At least we’re a little shaken. And we must have cause to reflect on our fundamental loneliness, maybe even get started on life’s unanswerable questions. Which is so much more than the mild but hollow satisfaction we get on reading the entirely predictable, shallow and cartoonish fiction that is classed as ‘diverting’, the perfect way to while away the hours on a long flight, fishing at the canal, sitting at the laundromat, or waiting for the grim reaper.
And yet, the difference between Didion’s ‘The Year of Magical Thinking’ (2005) and ‘Play it as it Lays’ (1970), seems an important one, and not just one of different forms or styles, but one which gets to the nub of the problem: what is fiction for (though the former isn’t fiction, but autobiography).
There is a superfluity of stories centred on writers, that is writers, or would-be writers, or failed writers as the protagonist, which can suggest a real want in imagination on the writer’s part. And here we go again, with another protagonist who’s a writer. And the story is about him being a writer. Which, having been done a million times before, raises the question: why not write a story about some other kind of guy? Also, it’s about him being black, which promises so much more – questions of identity are bread and butter for a story. But this guy is black in the most peculiar and offhand way. The protagonist’s race seems to be almost entirely incidental – which doesn’t really make for a good story about race – unless that’s the point. Overall, it’s interesting, but doesn’t seem to work, if it is trying to work at all. No, it doesn’t hang together very well. But it’s interesting.

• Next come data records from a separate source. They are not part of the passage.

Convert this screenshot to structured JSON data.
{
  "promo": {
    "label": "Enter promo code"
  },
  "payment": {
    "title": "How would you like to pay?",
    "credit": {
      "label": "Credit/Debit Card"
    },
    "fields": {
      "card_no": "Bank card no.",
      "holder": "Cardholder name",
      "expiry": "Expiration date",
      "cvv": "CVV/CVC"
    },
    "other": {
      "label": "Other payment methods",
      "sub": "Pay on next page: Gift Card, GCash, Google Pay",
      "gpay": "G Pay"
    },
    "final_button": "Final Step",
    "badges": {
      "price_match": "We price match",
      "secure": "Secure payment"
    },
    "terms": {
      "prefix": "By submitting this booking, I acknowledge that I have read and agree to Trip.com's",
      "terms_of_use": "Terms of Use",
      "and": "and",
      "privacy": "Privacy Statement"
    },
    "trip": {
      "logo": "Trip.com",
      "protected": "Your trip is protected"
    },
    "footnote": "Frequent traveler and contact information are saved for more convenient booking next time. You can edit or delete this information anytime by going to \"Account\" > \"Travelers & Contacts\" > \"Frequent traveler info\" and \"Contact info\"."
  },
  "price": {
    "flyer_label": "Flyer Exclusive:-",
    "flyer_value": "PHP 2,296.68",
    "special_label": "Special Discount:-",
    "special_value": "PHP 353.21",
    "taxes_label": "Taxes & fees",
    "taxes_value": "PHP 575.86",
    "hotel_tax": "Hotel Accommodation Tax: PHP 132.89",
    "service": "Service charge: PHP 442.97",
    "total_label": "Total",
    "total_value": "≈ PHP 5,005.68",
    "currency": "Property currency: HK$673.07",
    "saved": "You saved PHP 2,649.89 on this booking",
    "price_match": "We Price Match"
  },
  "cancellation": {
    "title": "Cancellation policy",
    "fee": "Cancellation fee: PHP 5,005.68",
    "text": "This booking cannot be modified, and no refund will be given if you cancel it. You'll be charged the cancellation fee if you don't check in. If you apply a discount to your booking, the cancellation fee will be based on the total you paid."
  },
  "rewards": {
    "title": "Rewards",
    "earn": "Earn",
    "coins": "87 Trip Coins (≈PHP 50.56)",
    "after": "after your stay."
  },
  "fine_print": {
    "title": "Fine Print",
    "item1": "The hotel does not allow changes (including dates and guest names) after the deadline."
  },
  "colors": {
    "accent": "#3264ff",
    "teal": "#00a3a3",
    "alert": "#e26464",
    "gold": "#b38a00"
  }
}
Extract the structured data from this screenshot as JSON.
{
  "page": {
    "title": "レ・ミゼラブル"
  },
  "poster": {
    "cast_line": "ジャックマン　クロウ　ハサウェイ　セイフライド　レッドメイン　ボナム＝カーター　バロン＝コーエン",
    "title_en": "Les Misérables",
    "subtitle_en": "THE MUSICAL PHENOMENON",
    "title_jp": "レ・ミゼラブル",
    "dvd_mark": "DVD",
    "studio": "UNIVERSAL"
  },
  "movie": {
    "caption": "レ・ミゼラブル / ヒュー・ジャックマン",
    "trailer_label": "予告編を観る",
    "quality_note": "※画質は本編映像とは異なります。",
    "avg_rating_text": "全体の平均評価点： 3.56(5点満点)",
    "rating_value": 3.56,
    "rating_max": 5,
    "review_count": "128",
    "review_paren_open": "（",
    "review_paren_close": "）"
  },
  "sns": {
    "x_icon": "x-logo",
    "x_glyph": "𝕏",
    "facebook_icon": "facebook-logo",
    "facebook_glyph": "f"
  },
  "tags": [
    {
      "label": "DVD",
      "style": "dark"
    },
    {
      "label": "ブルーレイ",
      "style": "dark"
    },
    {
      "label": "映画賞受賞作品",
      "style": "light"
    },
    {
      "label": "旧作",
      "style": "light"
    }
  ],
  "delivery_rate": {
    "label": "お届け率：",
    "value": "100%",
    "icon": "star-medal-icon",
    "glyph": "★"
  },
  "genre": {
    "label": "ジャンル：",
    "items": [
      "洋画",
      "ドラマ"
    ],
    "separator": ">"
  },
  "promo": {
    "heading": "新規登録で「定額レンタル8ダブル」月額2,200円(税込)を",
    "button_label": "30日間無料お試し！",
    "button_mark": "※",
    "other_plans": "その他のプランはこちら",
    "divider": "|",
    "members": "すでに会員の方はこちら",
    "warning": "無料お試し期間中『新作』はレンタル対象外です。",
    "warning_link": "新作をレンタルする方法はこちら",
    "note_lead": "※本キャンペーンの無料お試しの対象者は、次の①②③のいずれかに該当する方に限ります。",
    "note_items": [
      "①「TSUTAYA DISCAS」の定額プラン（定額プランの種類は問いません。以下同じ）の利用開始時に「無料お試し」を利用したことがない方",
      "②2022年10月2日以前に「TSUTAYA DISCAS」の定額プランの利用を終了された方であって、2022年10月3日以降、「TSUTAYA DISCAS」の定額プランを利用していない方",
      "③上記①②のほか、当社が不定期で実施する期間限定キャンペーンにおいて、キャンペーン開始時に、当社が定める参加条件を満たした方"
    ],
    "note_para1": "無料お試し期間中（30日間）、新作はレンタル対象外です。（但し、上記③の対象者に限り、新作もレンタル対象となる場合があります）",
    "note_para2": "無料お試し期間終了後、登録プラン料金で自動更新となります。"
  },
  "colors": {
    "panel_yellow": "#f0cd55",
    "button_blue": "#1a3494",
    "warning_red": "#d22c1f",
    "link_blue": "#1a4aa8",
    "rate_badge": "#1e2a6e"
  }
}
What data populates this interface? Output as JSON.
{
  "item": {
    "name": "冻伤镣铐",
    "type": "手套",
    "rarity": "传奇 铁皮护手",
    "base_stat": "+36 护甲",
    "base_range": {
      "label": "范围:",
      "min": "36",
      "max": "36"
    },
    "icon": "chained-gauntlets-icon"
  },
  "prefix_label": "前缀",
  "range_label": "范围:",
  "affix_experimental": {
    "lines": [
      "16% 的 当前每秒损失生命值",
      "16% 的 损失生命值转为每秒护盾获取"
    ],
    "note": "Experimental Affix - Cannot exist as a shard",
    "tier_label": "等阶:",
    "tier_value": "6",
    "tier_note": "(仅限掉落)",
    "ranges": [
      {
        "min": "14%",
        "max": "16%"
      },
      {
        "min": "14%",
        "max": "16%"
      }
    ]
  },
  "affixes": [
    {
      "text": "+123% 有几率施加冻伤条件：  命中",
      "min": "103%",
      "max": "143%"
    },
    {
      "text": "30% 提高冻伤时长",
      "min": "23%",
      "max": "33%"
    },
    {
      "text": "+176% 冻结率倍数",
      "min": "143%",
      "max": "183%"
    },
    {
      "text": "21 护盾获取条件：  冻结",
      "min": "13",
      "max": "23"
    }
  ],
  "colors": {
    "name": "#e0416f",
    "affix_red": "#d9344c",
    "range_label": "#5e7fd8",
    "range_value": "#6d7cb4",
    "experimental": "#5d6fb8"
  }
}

And that might be more important. And it’s different enough form every other story about some guy who’s a failed writer. Which just goes to show.